(Web page and app entries)
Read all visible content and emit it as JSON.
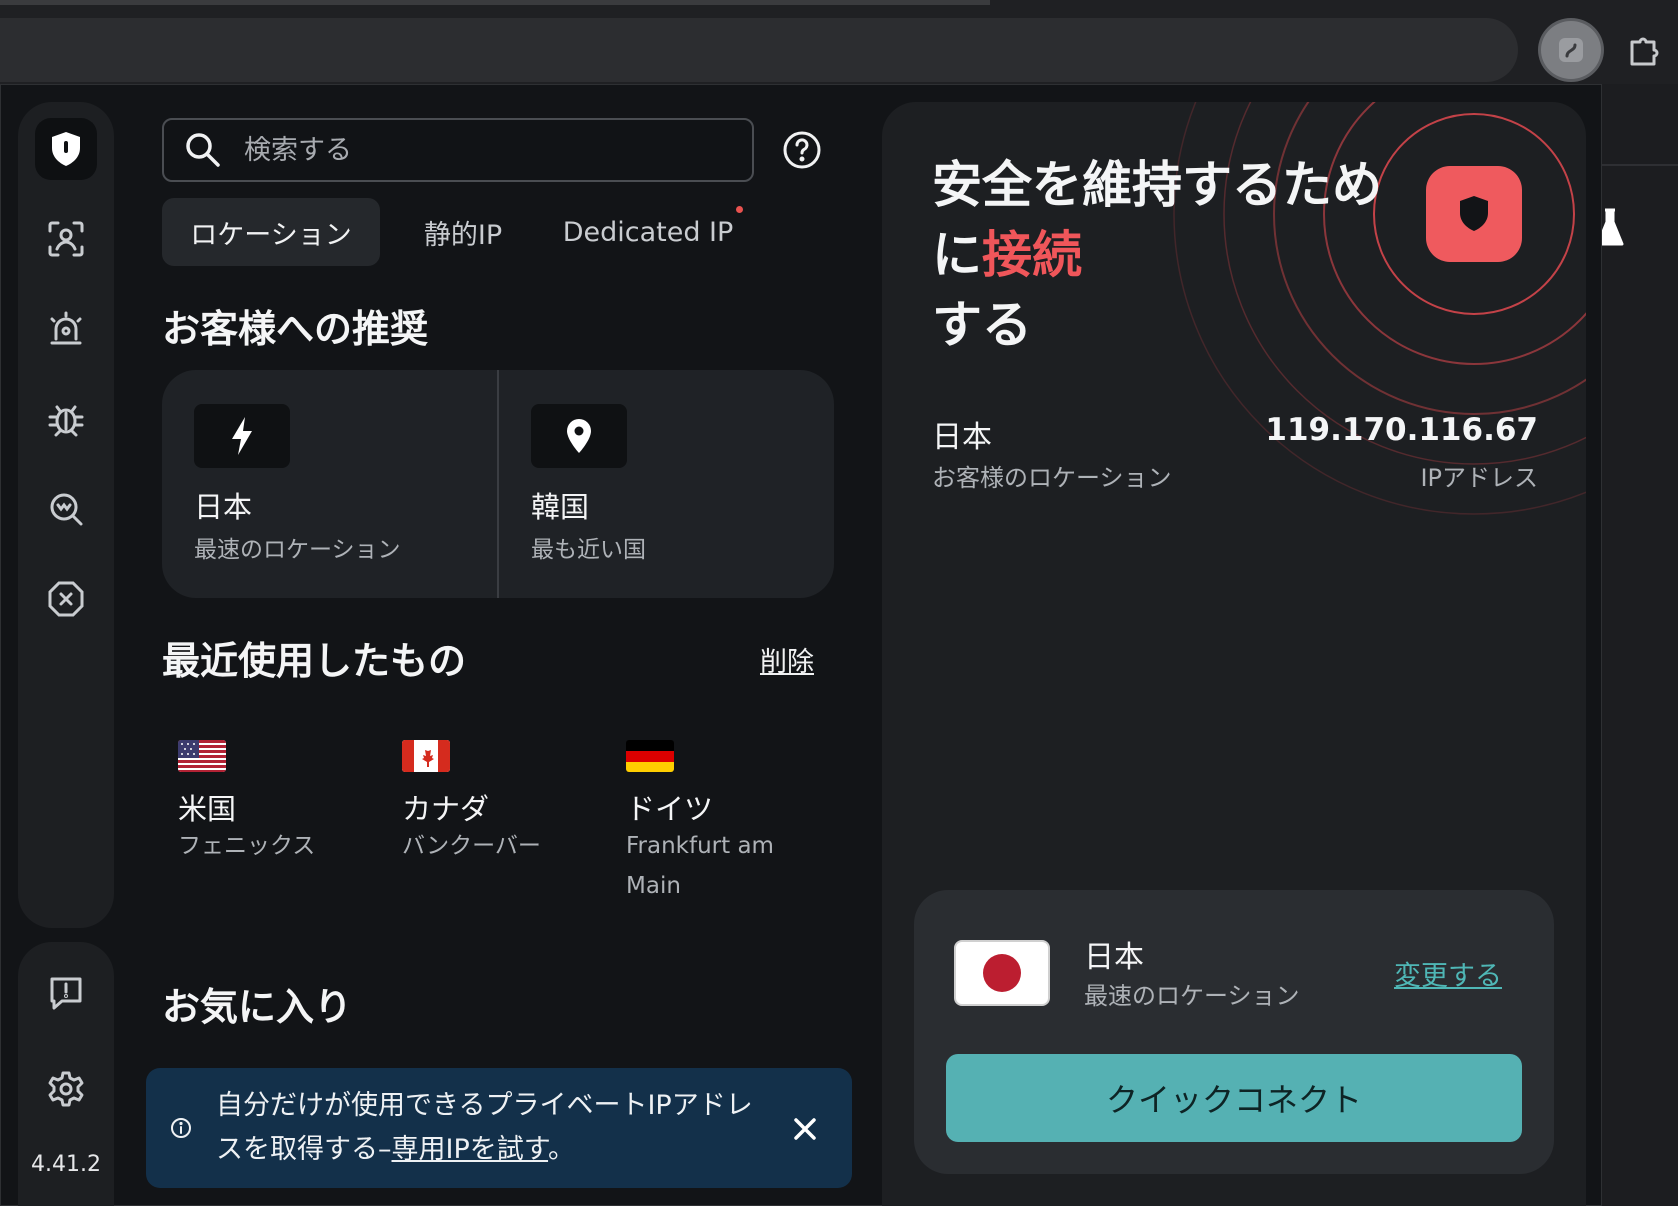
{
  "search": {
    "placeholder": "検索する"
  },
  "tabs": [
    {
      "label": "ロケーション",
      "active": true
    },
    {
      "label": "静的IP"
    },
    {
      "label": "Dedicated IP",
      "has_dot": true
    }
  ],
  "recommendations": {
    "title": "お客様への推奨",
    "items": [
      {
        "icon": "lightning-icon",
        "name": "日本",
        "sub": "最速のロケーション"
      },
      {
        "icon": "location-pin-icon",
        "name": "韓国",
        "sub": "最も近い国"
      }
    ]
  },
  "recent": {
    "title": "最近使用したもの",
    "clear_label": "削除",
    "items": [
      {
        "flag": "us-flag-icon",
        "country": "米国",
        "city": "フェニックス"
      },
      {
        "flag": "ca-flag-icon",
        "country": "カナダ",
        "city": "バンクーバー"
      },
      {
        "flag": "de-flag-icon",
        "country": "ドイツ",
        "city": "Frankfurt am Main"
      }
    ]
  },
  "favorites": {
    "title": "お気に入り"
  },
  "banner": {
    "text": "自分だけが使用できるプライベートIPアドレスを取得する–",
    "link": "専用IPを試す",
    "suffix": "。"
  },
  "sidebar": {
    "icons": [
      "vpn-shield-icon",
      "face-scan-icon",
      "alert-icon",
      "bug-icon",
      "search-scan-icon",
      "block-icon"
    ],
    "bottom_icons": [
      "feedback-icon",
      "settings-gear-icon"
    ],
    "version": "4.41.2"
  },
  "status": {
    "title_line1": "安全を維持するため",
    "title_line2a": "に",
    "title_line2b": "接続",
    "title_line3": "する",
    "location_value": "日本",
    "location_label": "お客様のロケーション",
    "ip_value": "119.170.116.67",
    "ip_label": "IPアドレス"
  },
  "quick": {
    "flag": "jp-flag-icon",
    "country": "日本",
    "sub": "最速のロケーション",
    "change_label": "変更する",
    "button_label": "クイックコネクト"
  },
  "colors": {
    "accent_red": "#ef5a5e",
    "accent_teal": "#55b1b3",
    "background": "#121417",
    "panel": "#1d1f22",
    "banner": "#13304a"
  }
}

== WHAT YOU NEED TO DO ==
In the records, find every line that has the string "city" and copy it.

== EXERCISE OUTPUT ==
        "city": "フェニックス"
        "city": "バンクーバー"
        "city": "Frankfurt am Main"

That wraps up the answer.